**Problem to work on:** Copy out the data from the line containing "Give me the" to its last line, exactly. No pictures.

**Source data:**
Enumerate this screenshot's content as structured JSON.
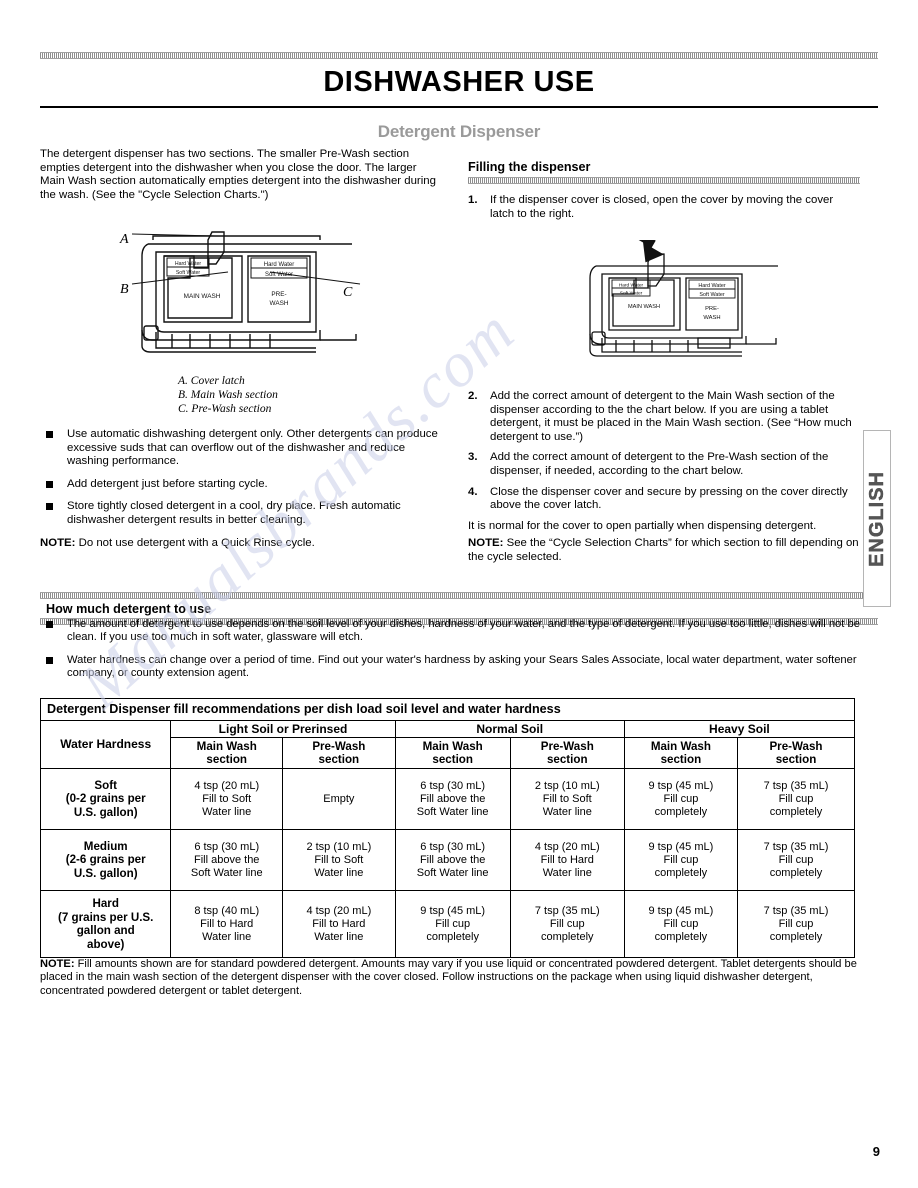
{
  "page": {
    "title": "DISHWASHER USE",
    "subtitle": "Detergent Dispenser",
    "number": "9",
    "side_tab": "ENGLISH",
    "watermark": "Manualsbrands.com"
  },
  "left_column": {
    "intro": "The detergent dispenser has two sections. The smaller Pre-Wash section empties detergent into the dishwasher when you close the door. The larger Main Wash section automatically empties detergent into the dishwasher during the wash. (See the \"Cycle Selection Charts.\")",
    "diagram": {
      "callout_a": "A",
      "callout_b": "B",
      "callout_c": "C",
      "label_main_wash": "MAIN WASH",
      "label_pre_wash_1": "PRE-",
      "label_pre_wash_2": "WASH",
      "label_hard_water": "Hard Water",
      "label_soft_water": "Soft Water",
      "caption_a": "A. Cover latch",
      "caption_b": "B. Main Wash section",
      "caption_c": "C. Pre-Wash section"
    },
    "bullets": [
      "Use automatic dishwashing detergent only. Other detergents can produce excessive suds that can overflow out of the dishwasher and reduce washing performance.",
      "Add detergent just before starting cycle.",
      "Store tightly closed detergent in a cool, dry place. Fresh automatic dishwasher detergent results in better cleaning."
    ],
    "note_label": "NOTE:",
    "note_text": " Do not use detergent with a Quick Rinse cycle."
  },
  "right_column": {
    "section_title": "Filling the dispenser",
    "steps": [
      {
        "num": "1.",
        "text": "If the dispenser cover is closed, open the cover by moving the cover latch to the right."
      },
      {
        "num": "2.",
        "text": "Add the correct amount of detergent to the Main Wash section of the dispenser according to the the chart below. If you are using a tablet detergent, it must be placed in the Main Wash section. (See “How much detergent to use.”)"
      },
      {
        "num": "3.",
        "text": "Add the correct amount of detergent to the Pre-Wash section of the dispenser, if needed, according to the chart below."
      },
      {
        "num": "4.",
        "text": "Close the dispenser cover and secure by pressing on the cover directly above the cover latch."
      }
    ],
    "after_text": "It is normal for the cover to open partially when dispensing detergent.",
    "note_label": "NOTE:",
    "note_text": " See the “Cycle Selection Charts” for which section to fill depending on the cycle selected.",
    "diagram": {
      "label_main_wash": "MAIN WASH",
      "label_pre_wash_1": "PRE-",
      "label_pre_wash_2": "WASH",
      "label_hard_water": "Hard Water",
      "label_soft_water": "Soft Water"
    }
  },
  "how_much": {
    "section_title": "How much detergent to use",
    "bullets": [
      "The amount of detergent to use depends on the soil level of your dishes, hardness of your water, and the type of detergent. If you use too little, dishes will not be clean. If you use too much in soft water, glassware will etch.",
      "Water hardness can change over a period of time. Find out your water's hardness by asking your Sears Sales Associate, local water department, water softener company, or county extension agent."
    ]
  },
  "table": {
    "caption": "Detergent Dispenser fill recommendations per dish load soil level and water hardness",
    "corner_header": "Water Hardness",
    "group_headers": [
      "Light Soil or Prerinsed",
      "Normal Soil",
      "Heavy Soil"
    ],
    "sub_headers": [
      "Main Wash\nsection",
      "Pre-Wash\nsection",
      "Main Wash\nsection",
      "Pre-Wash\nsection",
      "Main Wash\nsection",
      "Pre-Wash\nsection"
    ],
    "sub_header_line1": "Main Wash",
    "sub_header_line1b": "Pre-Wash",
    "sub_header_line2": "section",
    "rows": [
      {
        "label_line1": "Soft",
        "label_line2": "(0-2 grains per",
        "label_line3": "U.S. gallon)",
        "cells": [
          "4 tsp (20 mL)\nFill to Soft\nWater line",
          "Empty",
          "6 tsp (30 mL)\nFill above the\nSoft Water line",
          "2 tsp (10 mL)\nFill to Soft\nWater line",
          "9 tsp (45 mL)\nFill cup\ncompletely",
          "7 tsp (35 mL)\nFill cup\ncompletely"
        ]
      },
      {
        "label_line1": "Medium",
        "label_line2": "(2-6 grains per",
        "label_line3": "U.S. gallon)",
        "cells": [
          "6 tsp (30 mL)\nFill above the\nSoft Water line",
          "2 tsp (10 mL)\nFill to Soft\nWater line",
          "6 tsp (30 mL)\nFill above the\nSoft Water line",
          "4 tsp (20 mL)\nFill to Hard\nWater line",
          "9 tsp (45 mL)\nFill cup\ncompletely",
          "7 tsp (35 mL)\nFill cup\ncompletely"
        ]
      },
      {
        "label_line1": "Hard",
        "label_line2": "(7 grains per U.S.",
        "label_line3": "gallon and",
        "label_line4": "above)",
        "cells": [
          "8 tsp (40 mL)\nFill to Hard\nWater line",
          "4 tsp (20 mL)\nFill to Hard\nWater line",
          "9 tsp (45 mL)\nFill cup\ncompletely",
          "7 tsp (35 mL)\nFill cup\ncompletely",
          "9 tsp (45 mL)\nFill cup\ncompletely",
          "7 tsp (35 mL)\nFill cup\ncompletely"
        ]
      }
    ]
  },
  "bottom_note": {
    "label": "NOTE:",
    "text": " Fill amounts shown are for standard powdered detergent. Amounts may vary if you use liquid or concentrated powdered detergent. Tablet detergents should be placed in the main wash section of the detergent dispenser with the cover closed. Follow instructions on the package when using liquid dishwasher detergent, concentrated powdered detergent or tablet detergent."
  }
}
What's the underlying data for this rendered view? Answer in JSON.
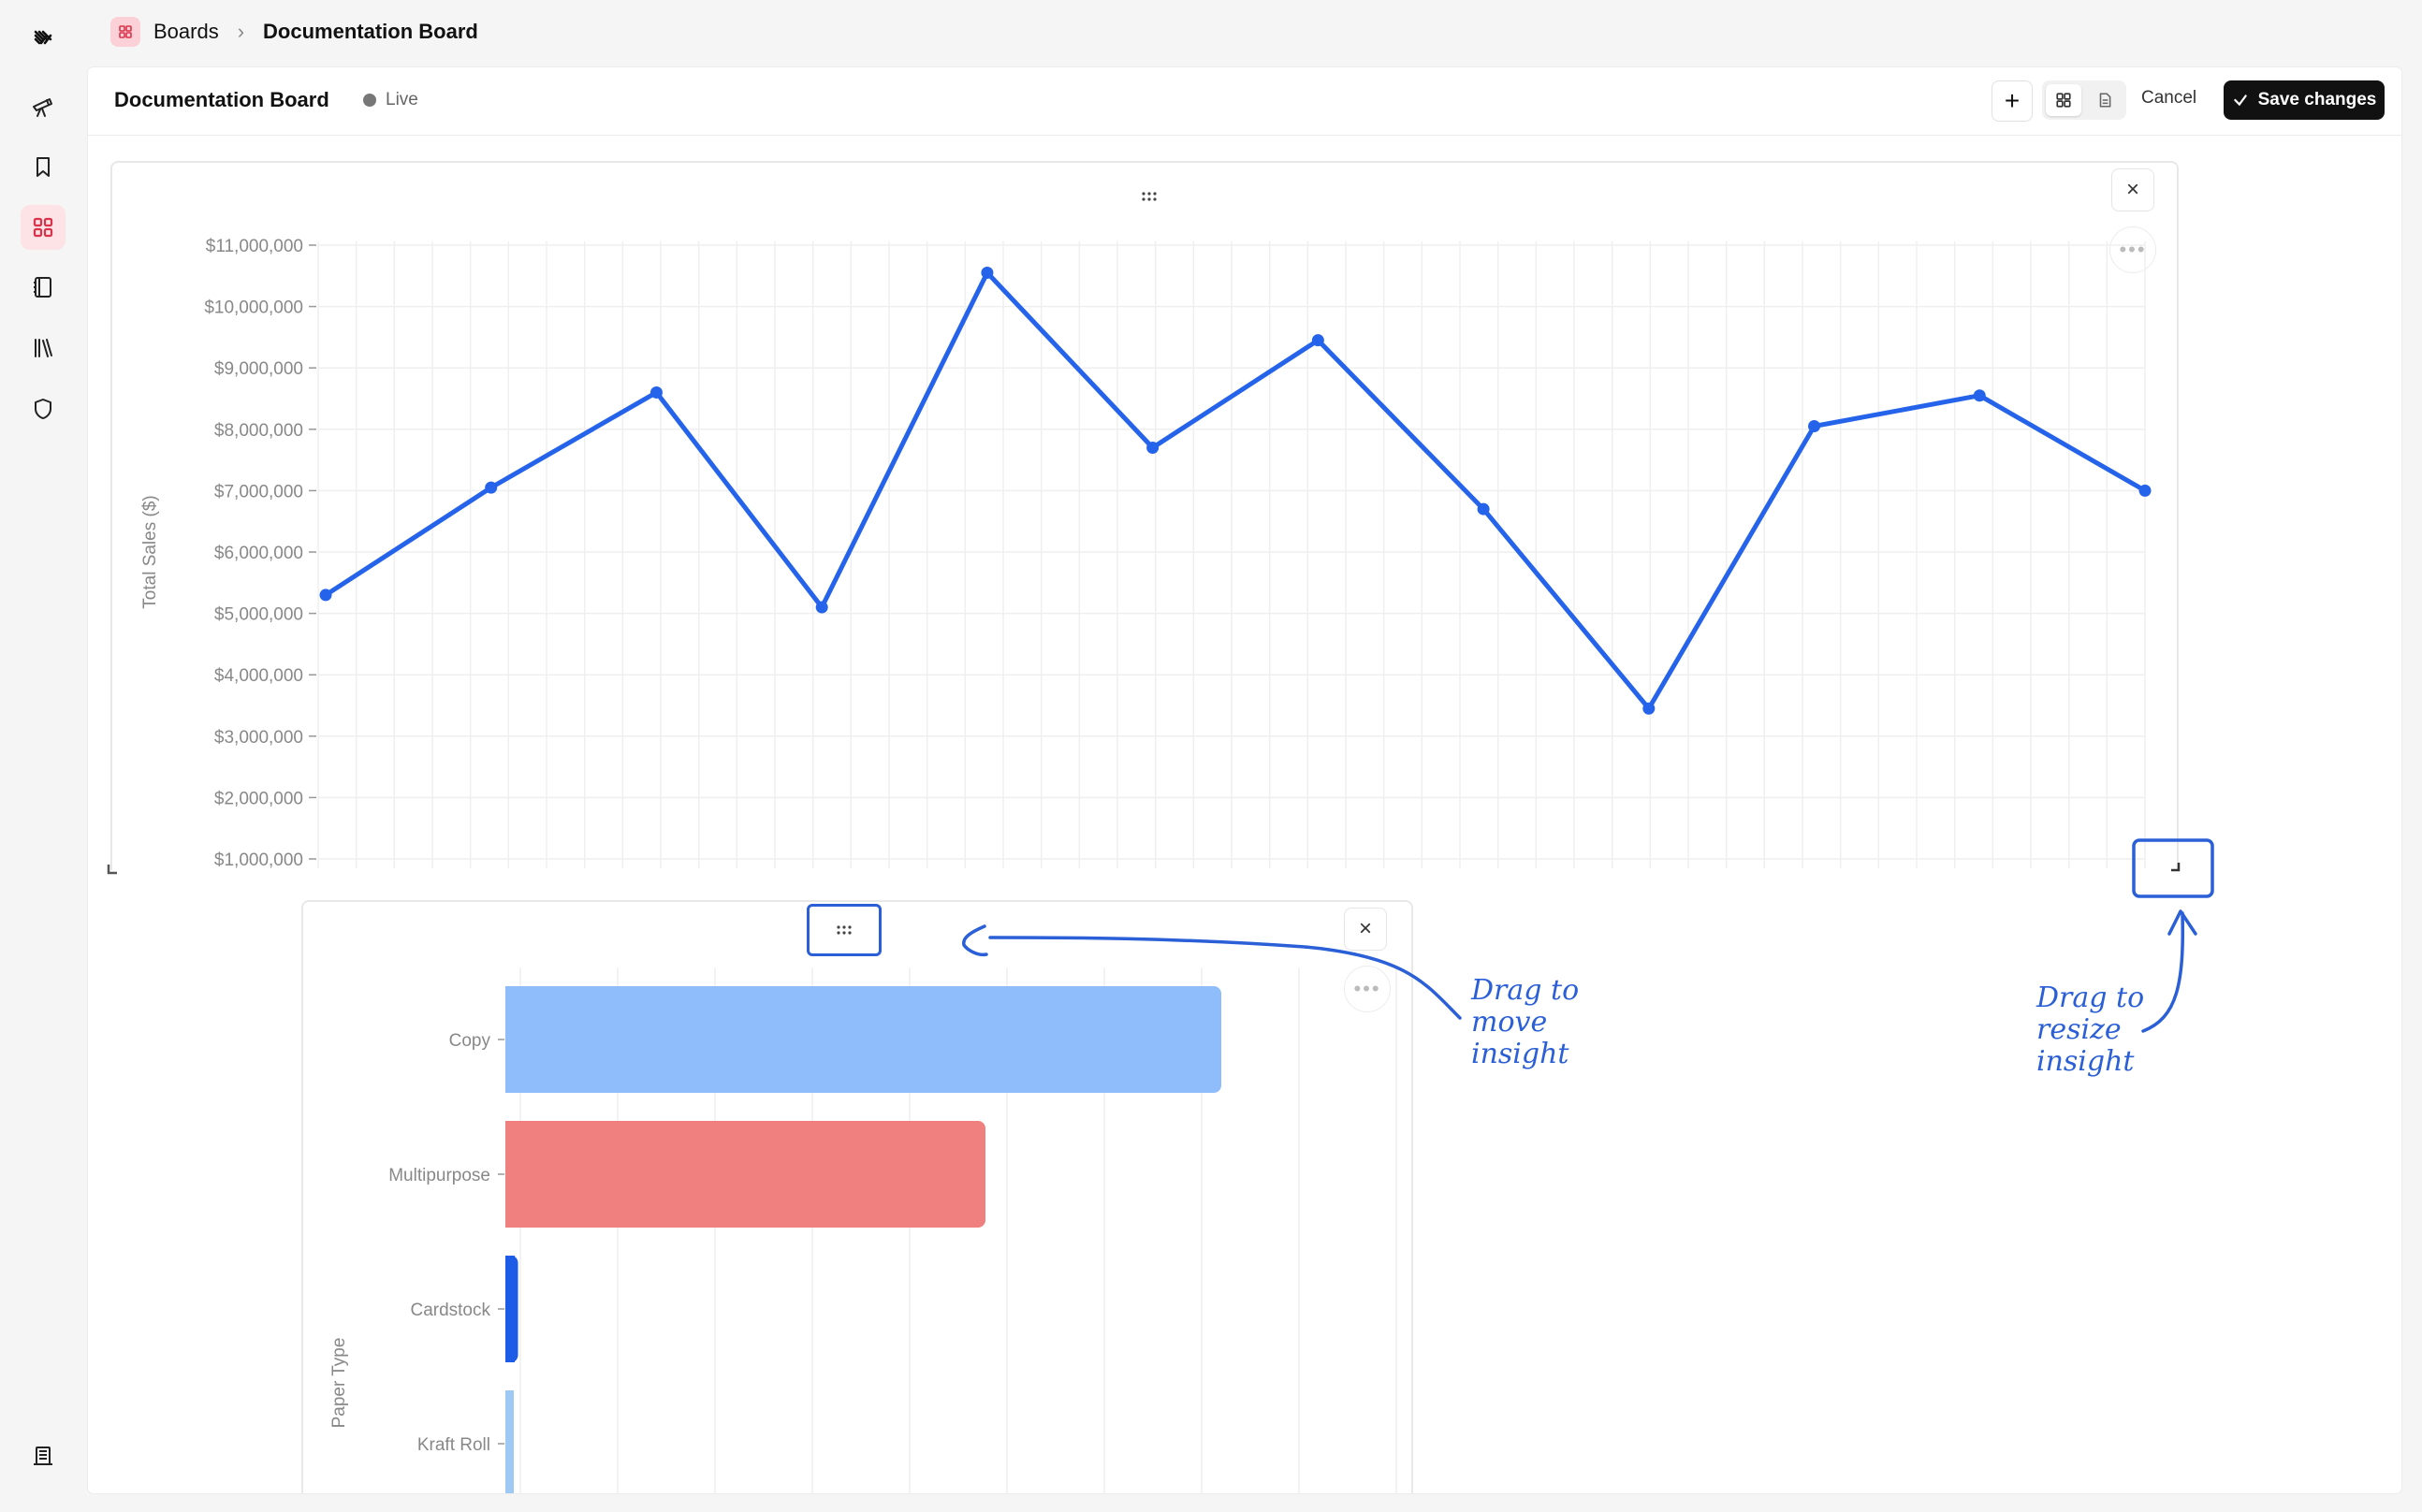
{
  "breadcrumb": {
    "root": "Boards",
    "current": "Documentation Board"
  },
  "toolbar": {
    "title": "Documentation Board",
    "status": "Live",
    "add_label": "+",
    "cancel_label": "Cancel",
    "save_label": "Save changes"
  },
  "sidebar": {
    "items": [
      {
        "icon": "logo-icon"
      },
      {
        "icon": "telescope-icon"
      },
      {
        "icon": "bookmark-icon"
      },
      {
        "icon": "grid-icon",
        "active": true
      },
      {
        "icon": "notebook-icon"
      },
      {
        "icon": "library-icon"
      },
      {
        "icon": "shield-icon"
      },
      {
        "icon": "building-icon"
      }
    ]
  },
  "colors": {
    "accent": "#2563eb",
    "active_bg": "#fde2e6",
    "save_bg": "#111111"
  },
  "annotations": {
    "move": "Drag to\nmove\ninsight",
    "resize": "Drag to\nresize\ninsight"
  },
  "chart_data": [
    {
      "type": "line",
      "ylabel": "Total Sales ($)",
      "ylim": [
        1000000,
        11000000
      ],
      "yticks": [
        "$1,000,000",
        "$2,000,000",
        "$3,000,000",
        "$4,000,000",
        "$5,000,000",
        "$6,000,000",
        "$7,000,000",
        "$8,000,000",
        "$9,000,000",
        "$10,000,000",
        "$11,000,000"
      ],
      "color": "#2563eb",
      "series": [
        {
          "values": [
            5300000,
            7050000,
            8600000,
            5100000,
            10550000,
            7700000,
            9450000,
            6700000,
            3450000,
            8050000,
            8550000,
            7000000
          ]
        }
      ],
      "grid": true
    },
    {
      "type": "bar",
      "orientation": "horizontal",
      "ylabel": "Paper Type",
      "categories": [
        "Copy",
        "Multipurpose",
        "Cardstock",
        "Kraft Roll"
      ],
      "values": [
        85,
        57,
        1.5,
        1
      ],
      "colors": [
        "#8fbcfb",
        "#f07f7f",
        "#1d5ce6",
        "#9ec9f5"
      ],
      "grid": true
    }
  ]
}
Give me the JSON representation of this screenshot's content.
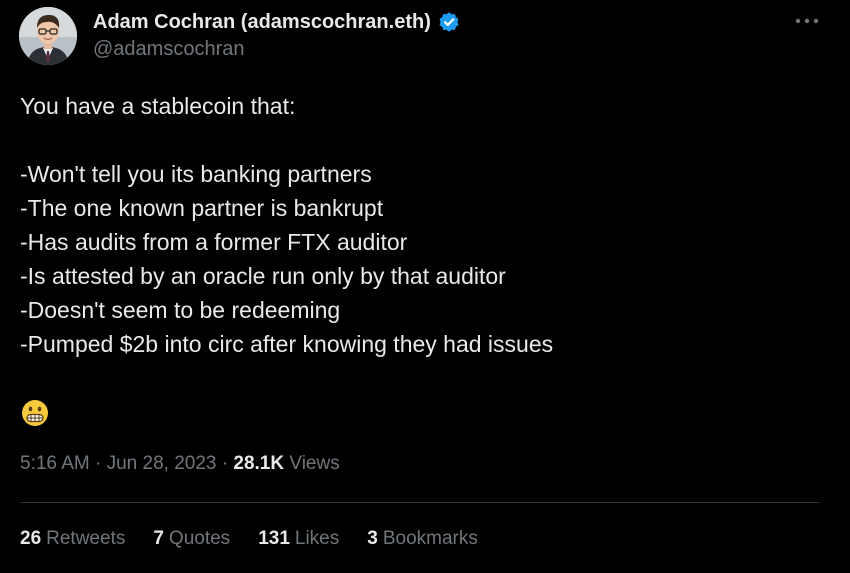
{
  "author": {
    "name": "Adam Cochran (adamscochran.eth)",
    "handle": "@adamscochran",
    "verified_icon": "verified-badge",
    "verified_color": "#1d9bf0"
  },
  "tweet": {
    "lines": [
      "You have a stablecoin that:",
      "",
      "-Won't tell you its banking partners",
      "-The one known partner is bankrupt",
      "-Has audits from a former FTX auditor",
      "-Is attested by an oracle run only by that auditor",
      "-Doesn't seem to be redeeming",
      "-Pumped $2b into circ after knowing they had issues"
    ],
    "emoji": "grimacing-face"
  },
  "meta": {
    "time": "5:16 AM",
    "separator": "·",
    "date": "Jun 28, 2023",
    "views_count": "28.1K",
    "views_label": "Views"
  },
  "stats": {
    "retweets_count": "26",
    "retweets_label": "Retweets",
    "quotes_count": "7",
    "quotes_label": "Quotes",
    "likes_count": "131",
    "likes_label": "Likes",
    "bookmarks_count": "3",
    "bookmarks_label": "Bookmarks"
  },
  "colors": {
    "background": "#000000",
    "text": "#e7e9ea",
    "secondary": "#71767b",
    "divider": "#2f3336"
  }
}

**Reply:**
Give me the JSON representation of this screenshot's content.
{
  "author": {
    "name": "Adam Cochran (adamscochran.eth)",
    "handle": "@adamscochran",
    "verified_icon": "verified-badge",
    "verified_color": "#1d9bf0"
  },
  "tweet": {
    "lines": [
      "You have a stablecoin that:",
      "",
      "-Won't tell you its banking partners",
      "-The one known partner is bankrupt",
      "-Has audits from a former FTX auditor",
      "-Is attested by an oracle run only by that auditor",
      "-Doesn't seem to be redeeming",
      "-Pumped $2b into circ after knowing they had issues"
    ],
    "emoji": "grimacing-face"
  },
  "meta": {
    "time": "5:16 AM",
    "separator": "·",
    "date": "Jun 28, 2023",
    "views_count": "28.1K",
    "views_label": "Views"
  },
  "stats": {
    "retweets_count": "26",
    "retweets_label": "Retweets",
    "quotes_count": "7",
    "quotes_label": "Quotes",
    "likes_count": "131",
    "likes_label": "Likes",
    "bookmarks_count": "3",
    "bookmarks_label": "Bookmarks"
  },
  "colors": {
    "background": "#000000",
    "text": "#e7e9ea",
    "secondary": "#71767b",
    "divider": "#2f3336"
  }
}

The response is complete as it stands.